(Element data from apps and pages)
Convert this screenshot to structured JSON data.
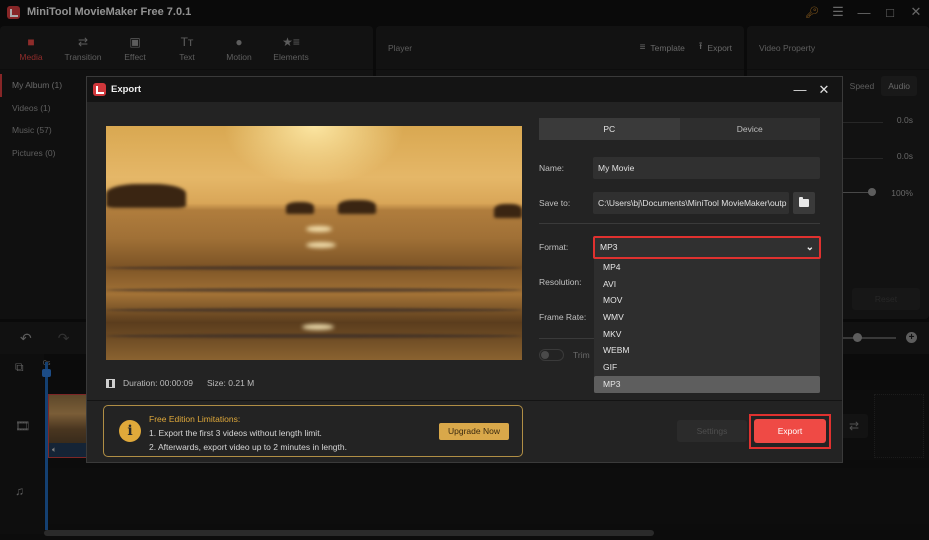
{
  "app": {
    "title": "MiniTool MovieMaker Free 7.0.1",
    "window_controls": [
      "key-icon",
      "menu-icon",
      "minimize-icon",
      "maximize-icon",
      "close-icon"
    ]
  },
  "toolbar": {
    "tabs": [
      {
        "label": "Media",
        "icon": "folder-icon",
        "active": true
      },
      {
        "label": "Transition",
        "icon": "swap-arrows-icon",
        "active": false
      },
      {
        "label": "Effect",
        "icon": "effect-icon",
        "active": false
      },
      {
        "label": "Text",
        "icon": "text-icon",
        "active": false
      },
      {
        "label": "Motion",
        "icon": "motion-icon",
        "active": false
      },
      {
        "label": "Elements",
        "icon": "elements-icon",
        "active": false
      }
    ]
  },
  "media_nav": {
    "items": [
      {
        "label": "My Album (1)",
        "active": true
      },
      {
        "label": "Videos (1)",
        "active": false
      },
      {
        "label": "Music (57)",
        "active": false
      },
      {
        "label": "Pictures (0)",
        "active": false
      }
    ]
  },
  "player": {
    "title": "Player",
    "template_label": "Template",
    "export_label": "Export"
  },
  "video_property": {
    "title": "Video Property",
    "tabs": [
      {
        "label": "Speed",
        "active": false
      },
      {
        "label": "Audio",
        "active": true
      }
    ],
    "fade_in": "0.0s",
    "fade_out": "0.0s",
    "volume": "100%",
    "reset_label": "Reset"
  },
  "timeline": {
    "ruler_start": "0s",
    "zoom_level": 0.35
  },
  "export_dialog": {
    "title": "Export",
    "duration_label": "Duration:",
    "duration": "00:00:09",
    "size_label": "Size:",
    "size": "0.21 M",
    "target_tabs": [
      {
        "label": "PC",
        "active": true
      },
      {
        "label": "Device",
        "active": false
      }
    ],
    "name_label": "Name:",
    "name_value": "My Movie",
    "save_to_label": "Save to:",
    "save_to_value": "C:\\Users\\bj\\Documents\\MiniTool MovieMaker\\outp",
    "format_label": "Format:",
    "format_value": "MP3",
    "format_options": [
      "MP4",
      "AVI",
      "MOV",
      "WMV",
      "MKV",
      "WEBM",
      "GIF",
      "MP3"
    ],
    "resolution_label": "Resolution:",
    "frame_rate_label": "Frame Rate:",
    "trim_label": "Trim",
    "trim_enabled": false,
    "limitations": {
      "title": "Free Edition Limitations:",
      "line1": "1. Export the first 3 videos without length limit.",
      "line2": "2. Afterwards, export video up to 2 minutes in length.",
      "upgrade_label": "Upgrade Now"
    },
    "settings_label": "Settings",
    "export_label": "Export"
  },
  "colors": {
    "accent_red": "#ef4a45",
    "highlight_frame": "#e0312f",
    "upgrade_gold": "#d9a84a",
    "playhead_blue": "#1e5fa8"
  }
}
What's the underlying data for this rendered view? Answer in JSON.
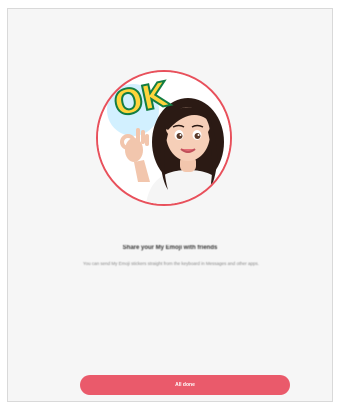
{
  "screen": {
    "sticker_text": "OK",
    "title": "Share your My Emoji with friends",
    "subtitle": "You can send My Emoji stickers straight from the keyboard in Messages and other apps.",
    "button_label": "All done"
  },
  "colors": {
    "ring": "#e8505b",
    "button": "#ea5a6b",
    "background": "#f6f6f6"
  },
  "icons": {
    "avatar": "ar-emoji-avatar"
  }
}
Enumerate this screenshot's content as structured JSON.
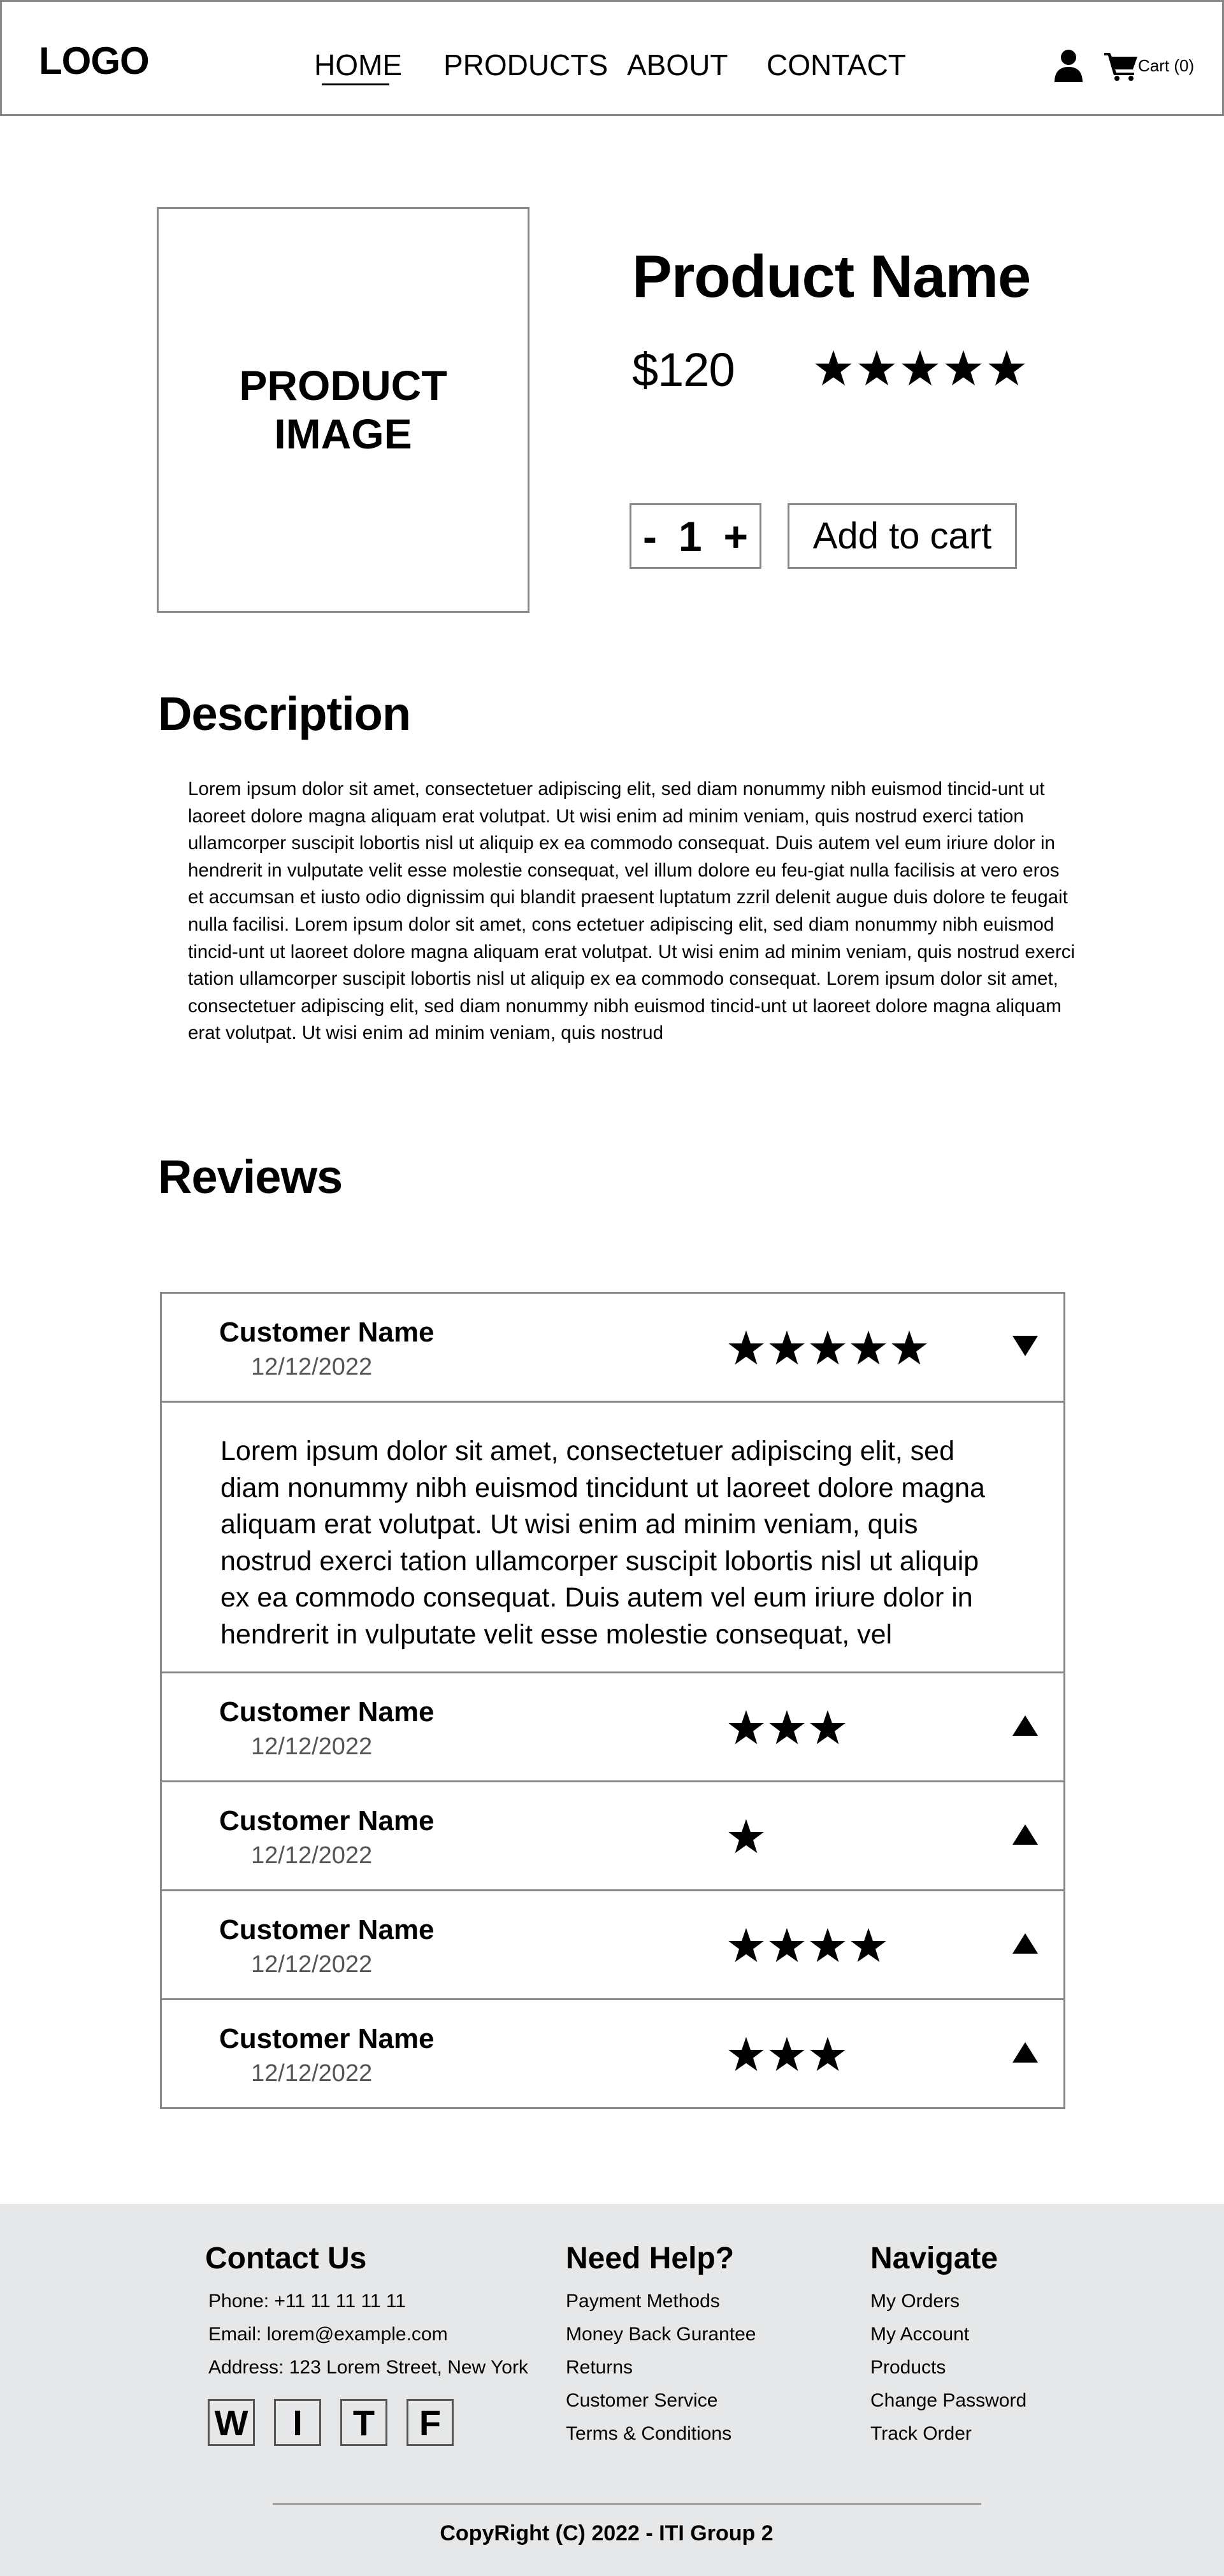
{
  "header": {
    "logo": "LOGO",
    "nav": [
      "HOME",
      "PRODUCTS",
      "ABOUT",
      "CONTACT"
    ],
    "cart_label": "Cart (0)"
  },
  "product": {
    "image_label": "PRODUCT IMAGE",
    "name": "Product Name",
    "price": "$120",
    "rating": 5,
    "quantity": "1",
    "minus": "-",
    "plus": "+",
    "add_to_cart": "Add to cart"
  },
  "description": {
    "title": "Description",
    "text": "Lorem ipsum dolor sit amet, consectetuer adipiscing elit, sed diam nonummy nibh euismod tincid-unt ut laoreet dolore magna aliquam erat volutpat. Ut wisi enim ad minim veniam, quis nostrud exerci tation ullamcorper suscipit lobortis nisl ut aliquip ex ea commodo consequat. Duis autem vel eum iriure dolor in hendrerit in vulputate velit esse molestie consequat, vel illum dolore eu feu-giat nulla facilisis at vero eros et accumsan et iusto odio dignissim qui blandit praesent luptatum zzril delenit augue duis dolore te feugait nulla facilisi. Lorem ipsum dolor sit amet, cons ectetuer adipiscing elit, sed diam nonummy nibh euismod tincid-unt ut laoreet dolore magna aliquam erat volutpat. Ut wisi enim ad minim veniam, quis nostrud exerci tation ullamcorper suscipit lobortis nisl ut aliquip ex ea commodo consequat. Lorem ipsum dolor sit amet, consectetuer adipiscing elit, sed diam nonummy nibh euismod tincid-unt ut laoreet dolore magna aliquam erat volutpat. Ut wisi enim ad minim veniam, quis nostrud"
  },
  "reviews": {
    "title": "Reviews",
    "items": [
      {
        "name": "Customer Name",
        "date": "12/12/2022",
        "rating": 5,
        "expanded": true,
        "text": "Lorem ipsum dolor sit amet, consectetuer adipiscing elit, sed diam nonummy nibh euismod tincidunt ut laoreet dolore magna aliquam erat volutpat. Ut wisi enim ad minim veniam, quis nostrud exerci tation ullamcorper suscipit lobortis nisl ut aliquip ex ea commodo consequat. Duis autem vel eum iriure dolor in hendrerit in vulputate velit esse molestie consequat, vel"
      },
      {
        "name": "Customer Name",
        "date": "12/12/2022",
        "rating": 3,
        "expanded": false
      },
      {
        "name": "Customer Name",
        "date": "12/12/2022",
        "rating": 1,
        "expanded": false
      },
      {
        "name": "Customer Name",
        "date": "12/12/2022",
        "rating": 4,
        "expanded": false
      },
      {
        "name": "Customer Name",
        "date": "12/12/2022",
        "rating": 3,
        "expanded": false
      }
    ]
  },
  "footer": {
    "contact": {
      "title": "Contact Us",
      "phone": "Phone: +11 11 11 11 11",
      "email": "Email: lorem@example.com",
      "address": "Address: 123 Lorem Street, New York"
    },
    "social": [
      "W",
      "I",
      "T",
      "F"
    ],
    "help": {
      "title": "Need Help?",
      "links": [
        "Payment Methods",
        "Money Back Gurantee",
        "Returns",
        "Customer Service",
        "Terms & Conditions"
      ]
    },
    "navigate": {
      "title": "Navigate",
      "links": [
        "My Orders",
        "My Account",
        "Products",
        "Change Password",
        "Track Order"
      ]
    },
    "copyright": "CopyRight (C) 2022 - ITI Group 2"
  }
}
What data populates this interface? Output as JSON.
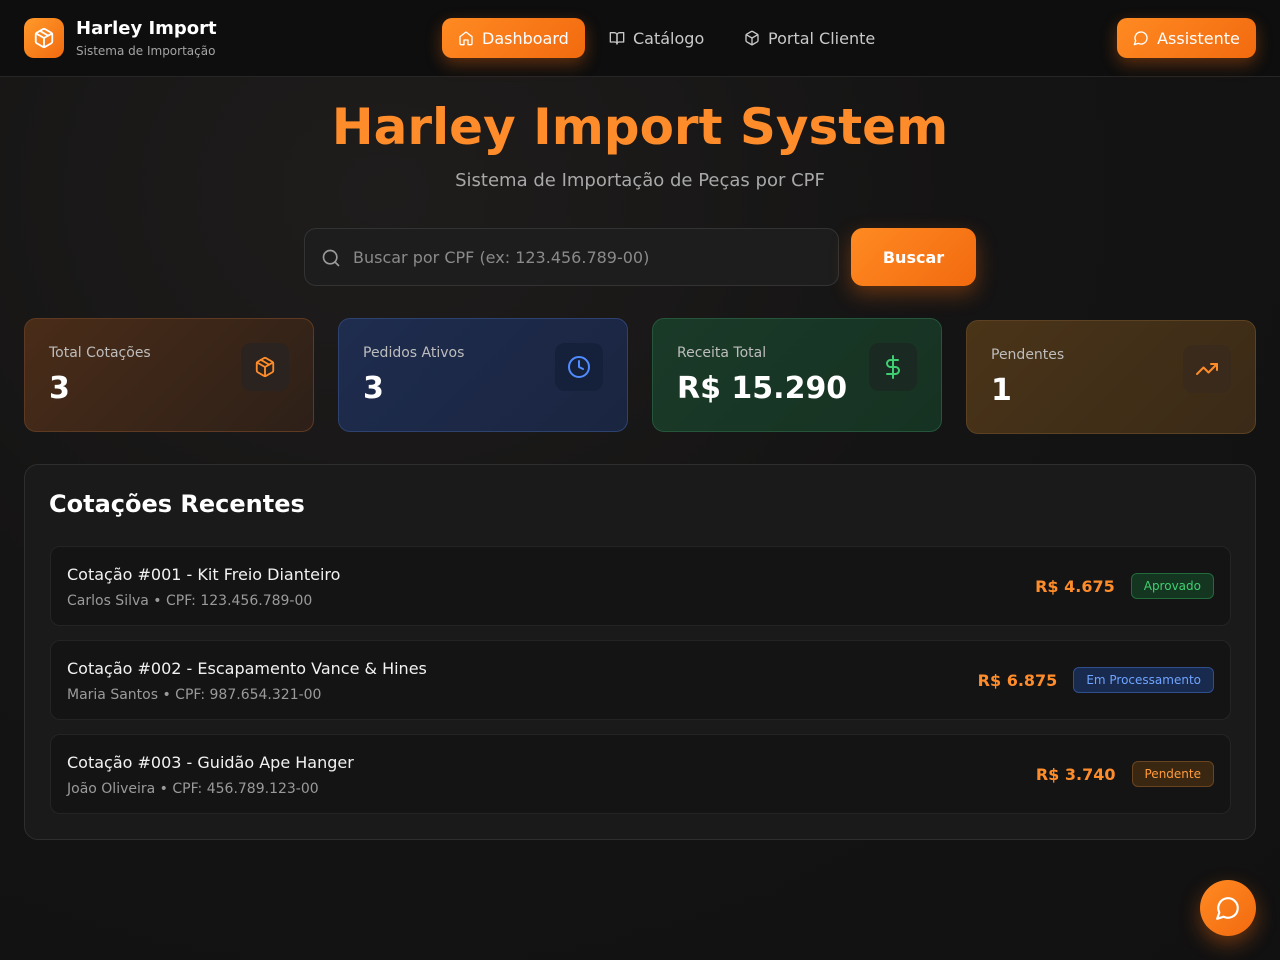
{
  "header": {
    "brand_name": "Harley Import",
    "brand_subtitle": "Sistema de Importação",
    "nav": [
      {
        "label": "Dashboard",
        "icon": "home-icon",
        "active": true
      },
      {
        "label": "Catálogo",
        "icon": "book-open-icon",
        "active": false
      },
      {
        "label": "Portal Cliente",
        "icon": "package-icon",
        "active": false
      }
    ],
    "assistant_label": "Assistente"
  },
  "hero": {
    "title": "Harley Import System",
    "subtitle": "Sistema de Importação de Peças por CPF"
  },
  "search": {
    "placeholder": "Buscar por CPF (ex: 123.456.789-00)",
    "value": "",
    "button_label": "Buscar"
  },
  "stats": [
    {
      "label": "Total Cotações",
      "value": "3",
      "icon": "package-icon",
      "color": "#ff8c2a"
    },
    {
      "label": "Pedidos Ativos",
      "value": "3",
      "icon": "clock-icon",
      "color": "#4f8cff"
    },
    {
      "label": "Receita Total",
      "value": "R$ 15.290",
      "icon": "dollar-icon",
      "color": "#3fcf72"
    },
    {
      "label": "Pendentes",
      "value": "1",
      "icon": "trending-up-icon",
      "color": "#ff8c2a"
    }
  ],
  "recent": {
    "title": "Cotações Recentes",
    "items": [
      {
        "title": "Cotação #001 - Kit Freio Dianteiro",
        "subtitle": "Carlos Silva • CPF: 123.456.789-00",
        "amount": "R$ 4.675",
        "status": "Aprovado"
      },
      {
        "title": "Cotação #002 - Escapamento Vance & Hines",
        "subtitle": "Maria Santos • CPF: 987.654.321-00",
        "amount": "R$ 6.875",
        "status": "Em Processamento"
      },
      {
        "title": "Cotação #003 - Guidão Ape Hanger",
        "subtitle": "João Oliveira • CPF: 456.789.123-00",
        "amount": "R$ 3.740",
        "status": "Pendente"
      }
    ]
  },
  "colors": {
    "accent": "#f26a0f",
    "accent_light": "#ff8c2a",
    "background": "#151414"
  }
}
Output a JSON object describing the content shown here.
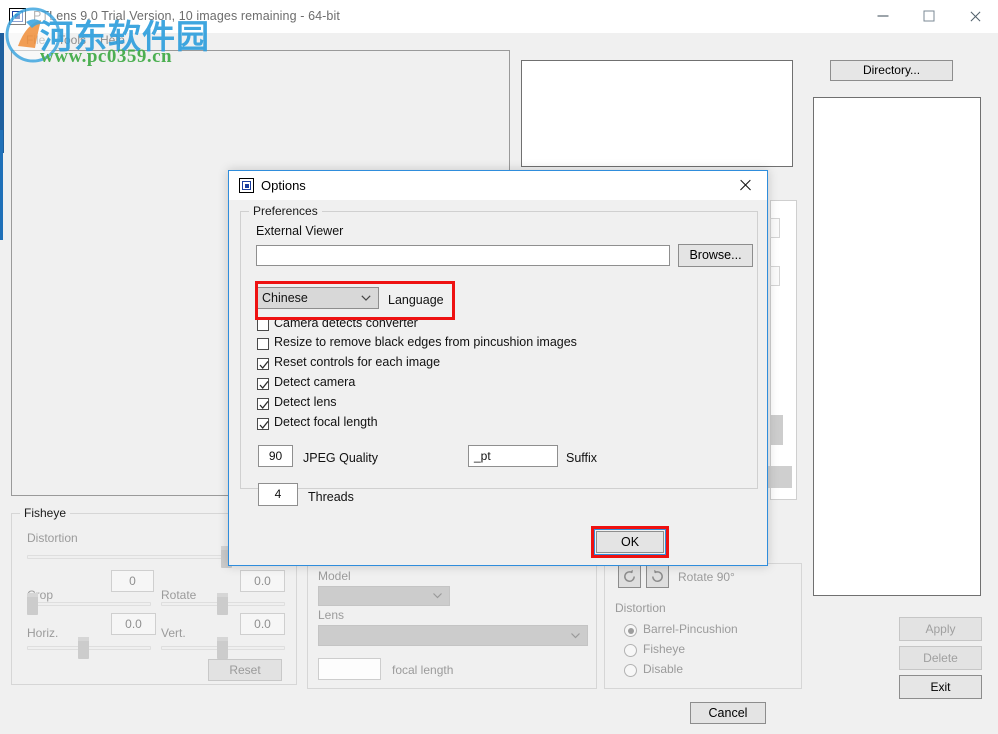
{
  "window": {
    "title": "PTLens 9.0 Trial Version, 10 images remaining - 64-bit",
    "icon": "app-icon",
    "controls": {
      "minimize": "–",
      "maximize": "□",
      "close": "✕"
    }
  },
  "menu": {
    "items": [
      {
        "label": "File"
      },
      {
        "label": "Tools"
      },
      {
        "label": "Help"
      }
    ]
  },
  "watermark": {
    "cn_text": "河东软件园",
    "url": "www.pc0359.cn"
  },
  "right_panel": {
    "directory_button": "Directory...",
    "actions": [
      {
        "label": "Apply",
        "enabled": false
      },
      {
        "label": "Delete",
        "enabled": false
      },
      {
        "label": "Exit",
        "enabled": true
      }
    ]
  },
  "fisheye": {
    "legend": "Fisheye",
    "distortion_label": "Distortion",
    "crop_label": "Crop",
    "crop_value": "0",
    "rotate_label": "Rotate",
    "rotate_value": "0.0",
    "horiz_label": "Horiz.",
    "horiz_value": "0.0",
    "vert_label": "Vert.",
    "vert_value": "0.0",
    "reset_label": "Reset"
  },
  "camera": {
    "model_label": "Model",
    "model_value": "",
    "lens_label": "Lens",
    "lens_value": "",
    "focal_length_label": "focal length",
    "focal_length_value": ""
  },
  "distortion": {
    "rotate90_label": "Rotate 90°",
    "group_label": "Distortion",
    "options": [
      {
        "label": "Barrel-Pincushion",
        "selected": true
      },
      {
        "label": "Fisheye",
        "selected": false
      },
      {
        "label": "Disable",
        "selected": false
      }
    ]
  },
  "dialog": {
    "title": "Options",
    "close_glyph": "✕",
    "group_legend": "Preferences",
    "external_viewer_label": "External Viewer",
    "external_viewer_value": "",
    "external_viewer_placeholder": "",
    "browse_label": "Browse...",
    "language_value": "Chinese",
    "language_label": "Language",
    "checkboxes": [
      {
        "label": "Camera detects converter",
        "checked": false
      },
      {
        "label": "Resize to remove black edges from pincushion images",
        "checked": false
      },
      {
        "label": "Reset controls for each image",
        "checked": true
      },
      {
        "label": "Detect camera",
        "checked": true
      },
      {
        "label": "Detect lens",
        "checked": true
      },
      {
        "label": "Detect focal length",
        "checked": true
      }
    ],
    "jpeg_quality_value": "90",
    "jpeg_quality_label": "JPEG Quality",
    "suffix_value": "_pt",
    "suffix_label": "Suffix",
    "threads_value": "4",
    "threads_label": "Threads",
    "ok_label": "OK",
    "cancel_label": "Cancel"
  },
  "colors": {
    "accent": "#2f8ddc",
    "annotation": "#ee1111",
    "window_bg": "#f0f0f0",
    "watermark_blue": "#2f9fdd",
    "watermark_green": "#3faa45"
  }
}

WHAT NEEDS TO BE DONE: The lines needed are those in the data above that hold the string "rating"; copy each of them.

EXERCISE ANSWER:
    "rating": 5,
        "rating": 5,
        "rating": 3,
        "rating": 1,
        "rating": 4,
        "rating": 3,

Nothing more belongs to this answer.